Rupert Murdoch has given up trying to reunite the two halves of his media empire.
Amid opposition from leading investors, the 91-year-old mogul and his son Lachlan briefed their respective Fox Corp boards of directors on Tuesday. and News Corp. that the family is withdrawing their previous request to consider a combination of the two companies. Such a merger would have brought Fox News and the Wall Street Journal under the same corporate umbrella.
A merger would also have cemented the power of Lachlan Murdoch, Fox’s current chief executive, as he would have run the merged company.
The Murdochs have not detailed their reasons for abandoning merger talks less than three months after they were initiated. A statement from the company said Rupert and Lachlan Murdoch “have determined that a combination is not optimal for News Corp and Fox shareholders at this time.”
Major investment firms, including T. Rowe Price and Independent Franchise Partners, were reportedly skeptical that a combined entity would increase shareholder value. For the Murdoch family, which owns about 39% of the voting shares but less than 15% of the economic value of the two companies, it has become increasingly difficult to get enough shareholders to approve the deal.
Another wrinkle appeared more recently. News Corp. Negotiations have begun to sell one of its valuable assets – its 80% stake in Move Inc., the operator of the successful website business Realtor.com, according to knowledgeable people who were not authorized to speak publicly. News Corp. wanted to focus on maximizing this potential multi-billion dollar deal, these people said. Late Tuesday, News Corp. confirmed the sales talks in a regulatory filing in Australia and said it was “in discussions with CoStar Group, Inc. regarding a potential sale of Move, Inc.”
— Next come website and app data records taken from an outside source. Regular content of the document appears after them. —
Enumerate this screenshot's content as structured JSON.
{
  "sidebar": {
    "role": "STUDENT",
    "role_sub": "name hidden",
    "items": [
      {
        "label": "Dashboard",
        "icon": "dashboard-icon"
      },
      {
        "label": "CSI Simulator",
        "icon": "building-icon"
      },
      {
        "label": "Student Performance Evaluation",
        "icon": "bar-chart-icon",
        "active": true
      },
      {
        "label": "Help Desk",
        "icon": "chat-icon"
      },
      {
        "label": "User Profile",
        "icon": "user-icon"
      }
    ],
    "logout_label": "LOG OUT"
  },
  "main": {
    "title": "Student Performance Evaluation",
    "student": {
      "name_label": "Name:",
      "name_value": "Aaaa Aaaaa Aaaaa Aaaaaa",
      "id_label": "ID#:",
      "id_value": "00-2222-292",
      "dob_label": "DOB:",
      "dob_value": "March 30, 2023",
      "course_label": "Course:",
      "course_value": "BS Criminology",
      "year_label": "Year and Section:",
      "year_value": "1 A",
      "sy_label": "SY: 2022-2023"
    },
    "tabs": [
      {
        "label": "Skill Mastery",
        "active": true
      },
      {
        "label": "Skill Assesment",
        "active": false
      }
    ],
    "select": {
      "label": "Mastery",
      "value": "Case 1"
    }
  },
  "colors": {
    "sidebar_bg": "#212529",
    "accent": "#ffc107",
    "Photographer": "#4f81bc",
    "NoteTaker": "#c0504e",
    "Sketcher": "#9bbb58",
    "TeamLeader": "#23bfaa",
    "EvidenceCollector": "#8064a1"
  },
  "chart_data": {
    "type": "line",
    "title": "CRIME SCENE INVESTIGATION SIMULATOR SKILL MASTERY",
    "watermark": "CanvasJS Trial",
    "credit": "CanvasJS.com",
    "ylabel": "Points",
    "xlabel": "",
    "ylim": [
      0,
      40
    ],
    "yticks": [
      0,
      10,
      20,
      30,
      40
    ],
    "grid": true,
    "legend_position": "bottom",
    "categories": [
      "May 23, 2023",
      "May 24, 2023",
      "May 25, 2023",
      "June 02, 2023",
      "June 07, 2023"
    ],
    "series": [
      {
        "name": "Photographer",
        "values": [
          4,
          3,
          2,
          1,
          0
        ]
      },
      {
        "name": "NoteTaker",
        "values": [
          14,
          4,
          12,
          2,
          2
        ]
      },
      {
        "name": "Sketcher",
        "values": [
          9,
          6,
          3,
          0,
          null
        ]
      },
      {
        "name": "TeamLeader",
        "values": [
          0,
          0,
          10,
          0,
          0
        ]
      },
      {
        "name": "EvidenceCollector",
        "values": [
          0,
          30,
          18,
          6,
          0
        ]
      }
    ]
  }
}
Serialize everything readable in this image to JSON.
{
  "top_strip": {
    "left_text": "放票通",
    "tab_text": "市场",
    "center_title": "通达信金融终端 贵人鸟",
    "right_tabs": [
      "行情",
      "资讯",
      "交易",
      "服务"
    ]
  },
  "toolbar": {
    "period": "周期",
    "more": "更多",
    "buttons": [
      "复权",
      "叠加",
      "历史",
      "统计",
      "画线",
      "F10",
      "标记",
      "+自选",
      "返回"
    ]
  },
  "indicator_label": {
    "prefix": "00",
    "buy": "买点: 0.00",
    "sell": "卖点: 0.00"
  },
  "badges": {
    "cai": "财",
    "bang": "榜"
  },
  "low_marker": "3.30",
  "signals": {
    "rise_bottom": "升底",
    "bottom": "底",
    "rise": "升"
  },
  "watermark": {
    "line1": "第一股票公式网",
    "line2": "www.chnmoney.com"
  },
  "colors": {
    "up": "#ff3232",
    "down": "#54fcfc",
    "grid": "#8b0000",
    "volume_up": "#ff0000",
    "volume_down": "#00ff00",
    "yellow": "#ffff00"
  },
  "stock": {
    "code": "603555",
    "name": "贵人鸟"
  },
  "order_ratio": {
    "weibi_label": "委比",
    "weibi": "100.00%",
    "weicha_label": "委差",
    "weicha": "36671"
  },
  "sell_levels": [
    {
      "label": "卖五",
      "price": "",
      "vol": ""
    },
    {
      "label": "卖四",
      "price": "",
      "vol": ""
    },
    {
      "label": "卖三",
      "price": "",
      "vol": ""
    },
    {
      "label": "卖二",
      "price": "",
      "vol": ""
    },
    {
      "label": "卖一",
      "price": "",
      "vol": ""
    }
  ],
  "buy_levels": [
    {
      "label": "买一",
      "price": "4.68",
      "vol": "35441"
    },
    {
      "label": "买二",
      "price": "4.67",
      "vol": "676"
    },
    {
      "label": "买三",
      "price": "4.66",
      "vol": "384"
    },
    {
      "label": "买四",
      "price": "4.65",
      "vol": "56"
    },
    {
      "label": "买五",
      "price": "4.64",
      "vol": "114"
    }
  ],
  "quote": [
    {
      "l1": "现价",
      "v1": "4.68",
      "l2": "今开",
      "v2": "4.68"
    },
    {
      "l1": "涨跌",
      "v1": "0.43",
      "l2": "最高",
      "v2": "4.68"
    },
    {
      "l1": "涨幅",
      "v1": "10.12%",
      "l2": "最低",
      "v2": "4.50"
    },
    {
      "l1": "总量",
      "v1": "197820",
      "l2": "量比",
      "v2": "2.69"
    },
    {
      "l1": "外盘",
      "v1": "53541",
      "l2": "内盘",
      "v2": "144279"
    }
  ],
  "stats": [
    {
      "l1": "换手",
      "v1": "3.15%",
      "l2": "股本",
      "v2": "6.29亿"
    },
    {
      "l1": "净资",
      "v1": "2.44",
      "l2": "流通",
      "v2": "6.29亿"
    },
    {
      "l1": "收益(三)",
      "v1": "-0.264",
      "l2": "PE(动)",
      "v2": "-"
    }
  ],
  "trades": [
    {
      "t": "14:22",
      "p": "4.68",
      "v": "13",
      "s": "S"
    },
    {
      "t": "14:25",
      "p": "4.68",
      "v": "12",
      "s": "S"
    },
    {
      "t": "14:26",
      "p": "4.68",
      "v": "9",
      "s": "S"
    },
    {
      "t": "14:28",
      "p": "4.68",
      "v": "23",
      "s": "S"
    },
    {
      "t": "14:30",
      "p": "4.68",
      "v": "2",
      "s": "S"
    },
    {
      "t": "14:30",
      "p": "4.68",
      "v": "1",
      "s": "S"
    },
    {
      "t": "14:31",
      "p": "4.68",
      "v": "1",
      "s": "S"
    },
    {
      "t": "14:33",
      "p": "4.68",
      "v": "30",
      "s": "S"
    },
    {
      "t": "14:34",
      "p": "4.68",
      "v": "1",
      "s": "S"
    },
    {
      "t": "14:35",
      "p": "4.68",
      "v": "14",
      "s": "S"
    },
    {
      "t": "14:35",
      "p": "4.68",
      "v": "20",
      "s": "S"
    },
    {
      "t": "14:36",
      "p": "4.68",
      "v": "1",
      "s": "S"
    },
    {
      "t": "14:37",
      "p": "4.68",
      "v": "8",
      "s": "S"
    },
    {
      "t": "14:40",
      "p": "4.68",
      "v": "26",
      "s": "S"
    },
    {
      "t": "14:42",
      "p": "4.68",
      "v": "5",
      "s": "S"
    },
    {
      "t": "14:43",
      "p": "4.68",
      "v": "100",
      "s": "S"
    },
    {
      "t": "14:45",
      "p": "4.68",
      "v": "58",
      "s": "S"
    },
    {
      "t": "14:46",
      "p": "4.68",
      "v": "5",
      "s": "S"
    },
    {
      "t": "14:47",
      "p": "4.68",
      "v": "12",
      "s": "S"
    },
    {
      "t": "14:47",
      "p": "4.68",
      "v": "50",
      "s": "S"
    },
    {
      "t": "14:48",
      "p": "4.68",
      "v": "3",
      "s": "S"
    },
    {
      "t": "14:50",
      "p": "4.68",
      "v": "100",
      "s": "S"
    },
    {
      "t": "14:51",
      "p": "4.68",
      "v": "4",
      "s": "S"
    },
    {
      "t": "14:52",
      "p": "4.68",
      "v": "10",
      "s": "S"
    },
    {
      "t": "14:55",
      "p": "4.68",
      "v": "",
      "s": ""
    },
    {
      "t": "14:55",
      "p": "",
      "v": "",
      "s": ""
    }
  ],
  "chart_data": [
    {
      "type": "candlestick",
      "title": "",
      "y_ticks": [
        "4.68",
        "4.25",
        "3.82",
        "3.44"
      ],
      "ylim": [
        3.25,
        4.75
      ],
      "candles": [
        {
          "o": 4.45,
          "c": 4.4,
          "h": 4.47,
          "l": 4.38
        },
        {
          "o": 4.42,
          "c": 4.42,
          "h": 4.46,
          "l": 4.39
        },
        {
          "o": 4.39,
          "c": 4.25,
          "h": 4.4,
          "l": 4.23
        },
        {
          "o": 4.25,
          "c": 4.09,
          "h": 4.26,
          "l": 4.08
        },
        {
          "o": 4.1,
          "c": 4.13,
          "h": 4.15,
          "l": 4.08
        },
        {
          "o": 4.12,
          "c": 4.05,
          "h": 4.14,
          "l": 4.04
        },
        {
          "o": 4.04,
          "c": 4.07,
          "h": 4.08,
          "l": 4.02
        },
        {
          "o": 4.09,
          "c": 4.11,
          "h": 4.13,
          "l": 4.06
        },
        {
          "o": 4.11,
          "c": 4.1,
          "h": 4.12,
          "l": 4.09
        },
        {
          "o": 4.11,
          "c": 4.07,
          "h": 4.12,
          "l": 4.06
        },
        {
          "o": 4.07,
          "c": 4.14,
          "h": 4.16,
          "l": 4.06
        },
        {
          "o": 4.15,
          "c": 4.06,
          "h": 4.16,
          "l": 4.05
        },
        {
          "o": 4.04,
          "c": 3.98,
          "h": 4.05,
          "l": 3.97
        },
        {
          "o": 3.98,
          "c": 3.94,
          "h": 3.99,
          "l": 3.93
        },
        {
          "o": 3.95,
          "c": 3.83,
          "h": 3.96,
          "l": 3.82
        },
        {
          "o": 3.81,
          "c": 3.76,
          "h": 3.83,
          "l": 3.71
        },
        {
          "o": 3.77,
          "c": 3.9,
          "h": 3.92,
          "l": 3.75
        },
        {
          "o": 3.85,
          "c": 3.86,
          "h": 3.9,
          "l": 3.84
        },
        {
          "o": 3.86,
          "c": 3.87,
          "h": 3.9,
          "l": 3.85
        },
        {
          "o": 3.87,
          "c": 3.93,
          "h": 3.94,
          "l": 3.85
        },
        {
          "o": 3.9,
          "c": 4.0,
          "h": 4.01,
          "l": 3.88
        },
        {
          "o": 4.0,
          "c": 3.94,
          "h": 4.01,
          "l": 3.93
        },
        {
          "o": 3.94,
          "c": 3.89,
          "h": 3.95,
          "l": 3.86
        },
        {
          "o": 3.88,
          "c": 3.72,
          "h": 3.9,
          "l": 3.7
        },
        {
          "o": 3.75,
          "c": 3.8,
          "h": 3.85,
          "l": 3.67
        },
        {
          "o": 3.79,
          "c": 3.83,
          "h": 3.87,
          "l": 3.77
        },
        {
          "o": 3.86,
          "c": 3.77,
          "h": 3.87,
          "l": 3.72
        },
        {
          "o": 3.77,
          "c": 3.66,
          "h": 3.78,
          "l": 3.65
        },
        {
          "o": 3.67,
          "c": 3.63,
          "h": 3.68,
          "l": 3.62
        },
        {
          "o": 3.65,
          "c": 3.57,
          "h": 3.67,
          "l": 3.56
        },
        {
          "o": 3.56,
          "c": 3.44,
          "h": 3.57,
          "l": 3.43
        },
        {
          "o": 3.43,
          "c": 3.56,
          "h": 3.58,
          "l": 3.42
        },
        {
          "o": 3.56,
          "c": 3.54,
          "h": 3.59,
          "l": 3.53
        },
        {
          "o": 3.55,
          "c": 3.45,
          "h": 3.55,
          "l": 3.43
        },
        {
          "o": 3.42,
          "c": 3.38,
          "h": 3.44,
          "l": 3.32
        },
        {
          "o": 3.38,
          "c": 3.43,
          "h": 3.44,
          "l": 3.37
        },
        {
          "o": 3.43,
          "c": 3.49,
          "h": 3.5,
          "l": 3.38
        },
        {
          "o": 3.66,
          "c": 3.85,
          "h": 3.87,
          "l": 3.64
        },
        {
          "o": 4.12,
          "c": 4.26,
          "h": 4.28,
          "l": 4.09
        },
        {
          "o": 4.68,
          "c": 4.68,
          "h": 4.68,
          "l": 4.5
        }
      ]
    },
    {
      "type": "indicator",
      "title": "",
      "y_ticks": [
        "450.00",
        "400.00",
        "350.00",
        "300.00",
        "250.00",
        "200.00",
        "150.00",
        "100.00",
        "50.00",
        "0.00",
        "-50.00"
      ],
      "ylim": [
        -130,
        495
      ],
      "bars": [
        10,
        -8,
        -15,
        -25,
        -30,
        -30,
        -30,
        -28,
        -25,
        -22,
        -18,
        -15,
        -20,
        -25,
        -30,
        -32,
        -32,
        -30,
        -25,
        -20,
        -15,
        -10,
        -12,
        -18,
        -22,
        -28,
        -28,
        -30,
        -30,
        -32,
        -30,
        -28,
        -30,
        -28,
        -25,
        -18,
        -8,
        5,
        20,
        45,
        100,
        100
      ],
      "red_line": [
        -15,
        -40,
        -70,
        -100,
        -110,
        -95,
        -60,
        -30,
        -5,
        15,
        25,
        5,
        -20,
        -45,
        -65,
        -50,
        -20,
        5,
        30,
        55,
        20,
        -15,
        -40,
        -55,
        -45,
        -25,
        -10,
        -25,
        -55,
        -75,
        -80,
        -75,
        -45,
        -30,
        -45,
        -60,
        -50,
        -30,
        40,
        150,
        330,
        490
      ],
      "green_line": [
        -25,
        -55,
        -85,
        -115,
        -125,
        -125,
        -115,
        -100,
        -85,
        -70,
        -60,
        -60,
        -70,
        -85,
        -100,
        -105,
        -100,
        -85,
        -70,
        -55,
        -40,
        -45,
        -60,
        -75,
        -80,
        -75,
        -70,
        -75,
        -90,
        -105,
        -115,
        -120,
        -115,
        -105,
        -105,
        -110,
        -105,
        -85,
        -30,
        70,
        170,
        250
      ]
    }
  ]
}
Rupert Murdoch wanted to rebuild the company he had spent more than 50 years building.
A decade ago, investors successfully pressured Murdoch to wind up the company, arguing that its print publications, including dozens of newspapers in Murdoch’s native Australia, diminished the company’s value. The split comes after the UK cellphone hacking scandal at Murdoch-owned London tabloids, which tarnished the family’s reputation and resulted in hundreds of millions of dollars in legal costs, including payouts to victims.
Now it’s the television company that may face significant legal jeopardy. Dominion Voting Systems has filed a $1.6 billion defamation lawsuit against Fox Corp. filed alleging Fox News perpetuated former President Trump’s false claims about the “stolen” election to placate viewers alienated by the network’s early but ultimately accurate call that Biden had won Arizona and put him on the path to victory.
At a hearing last month, a Dominion attorney unveiled some of the statements made by Fox News anchors and executives in affidavits, in which they acknowledged their skepticism about claims made by Trump’s officials. The attorney quoted Fox News host Sean Hannity as saying under oath that he “didn’t believe it for a second.”
The Dominion case will go to court this spring.
Fox News has claimed that its coverage of allegations of voter fraud during the 2020 election, as claimed by Trump and his attorneys, is newsworthy and protected by the 1st Amendment.
Murdoch’s empire is smaller than it once was. In 2019, the mogul sold much of Fox’s entertainment holdings to Walt Disney Co. for $71 trillion. That left Fox Corp. with Fox News, Fox Business News, the Los Angeles-based Fox network, two cable sports channels, and streaming service Tubi. The publishing titles – including Dow Jones, the New York Post, the Times of London and the tabloid Sun – are housed in News Corp., which also has Australian TV facilities.
In the statement, the companies said their board committees dealing with the merger proposal have been dissolved.
Stephen Battaglio, a Times contributor, contributed to this report.